Solely using reusable masks does require you to have a fair stash of them – at present my boyfriend and I have three each (with the fabric for a couple more on its way!) but if you go out more regularly or commute on public transport it’s worth having a few extra just in case. But how do you remember to pick one up before you head out of the door? That’s where I’ve come up with a little trick to both store your clean face masks and make sure that you never leave home without one!
You will need:
An empty tissue box
Some glue or tape (strong enough to hold cardboard down)
A pair of scissors
Some funky face masks!
To create a storage box for your face masks, simply take the empty tissue box and remove the plastic film that partly covers the opening of the box (check to see whether this can be recycled with carrier bags and similar materials at your local supermarket).
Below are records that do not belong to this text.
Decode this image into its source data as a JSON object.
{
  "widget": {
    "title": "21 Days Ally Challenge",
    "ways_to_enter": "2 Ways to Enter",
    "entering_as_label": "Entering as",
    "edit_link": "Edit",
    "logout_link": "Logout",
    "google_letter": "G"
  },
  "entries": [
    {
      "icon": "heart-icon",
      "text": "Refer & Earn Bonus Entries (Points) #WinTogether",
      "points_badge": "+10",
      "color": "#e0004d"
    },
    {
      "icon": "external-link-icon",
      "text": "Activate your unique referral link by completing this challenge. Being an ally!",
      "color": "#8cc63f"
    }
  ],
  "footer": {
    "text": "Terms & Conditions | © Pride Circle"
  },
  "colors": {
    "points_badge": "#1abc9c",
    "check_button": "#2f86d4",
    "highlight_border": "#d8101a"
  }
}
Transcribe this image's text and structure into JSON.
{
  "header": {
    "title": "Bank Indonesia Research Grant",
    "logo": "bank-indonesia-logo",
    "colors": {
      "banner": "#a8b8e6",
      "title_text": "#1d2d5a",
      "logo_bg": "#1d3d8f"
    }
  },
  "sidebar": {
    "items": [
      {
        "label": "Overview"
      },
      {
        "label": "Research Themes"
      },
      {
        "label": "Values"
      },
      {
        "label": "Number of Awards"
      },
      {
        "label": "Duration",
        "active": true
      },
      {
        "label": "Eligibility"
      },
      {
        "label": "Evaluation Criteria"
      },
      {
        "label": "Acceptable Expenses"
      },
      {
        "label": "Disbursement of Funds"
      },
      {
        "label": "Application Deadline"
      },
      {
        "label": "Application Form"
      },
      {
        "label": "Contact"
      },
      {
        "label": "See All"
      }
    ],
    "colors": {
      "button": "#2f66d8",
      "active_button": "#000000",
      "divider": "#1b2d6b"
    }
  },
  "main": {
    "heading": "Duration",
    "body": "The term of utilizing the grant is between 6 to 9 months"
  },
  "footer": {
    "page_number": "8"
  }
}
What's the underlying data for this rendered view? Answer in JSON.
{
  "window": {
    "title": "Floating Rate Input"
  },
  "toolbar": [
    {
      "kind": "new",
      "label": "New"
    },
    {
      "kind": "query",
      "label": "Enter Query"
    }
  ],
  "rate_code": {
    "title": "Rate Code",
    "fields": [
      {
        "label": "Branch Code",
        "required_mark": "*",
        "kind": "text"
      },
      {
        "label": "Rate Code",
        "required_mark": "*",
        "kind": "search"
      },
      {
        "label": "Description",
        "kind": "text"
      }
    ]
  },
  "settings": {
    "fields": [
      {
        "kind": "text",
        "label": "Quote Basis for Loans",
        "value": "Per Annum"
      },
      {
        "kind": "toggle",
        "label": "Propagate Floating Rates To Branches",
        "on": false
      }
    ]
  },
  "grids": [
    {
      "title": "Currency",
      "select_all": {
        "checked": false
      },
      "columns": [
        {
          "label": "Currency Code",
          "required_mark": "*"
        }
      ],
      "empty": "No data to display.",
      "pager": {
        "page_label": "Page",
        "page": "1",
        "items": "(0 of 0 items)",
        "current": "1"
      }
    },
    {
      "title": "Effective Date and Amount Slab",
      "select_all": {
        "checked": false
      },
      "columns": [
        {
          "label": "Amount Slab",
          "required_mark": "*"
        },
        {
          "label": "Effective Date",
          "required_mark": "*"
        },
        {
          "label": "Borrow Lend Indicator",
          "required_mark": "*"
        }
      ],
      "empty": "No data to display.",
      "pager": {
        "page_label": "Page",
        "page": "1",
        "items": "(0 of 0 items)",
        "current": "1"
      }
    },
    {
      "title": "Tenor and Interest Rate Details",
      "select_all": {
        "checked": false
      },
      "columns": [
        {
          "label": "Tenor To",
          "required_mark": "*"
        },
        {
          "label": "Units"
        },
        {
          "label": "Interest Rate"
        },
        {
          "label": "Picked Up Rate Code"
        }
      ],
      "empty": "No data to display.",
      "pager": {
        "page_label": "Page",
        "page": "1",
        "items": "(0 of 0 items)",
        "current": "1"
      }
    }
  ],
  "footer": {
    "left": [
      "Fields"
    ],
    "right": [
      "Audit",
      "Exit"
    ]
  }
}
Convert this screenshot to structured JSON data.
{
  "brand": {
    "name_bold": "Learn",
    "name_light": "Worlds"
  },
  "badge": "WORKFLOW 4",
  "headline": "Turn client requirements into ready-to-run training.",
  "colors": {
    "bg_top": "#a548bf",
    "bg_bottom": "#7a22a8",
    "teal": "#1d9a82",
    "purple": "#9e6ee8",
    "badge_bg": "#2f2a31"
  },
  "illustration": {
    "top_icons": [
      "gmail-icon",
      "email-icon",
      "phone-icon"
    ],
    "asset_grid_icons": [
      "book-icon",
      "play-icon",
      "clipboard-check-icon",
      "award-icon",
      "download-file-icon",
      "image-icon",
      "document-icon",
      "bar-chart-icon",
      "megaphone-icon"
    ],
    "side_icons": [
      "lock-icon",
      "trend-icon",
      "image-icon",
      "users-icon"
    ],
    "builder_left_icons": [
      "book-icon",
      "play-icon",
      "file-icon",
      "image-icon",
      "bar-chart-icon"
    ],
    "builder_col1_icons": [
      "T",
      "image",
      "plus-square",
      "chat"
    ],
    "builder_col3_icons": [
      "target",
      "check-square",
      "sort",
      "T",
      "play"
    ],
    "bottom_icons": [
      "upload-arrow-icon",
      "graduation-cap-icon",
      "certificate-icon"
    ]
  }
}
Cut diagonally from the hole to each corner of the box, then stick down the “flaps” to the inside of the box with tape or glue. Alternatively you can simply remove the top of the box, but folding down the “flaps” gives a nicer edge.
And that’s it! You can now fill your box with your clean masks as soon as they’re dry from the wash so that they don’t wander or end up in someone’s underwear drawer by mistake. Place your box of masks in a prominent place by the front door, or where you leave your house keys, so that you’ll see them as you’re leaving and pick one up automatically. Make sure not to place dirty masks in the same box as clean masks; these should be stored somewhere separate until they’re washed or thrown straight into the washing machine after use. Try to avoid putting them in the washing basket – by storing them separately or in the washing machine itself they’re guaranteed to be in the next load of laundry and back into circulation in no time!
Let me know in the comments if you try this out and find it useful – do you have any further thoughts on how to store reusable face masks?
Welcome to sustainably organised, a blog designed to help you organise your life one sustainable step at a time. My name is Vicki and I’ve always had a keen interest in the environment and trying to live a more “eco-friendly” life. I’m also a great believer in the fact that an uncluttered and well-organised life is a more stress-free and happy life. This is why I’ve combined two of my passions into helping others become more organised while taking the planet into consideration too.
If you look up the word “sustainable” in the dictionary there are two principal meanings: to be able to continue over a period of time and causing little or no damage to the environment, hence being able to continue for a long time. Both of these meanings embody what sustainably organised is all about – coming up with organisational tools and methods that not only keep you organised in the long run but are good for the world around us.
This is not meant to be a “zero waste” blog and being sustainable or attaining zero waste is an aspiration, not a goal, so there may be things that you see here that aren’t necessarily the most environmentally friendly option. Being zero waste, only buying food in bulk with no packaging etc. can be a very expensive way to live and certainly isn’t accessible to everyone. My aim for this blog is to try to cater for a wider audience and provide advice and options for a variety of lifestyles and budgets. After all, every little helps and even a small step towards a more organised or sustainable life can have a massive impact on your wellbeing.
Please check back on the 26th September for our first blog post, and in the meantime have a great day!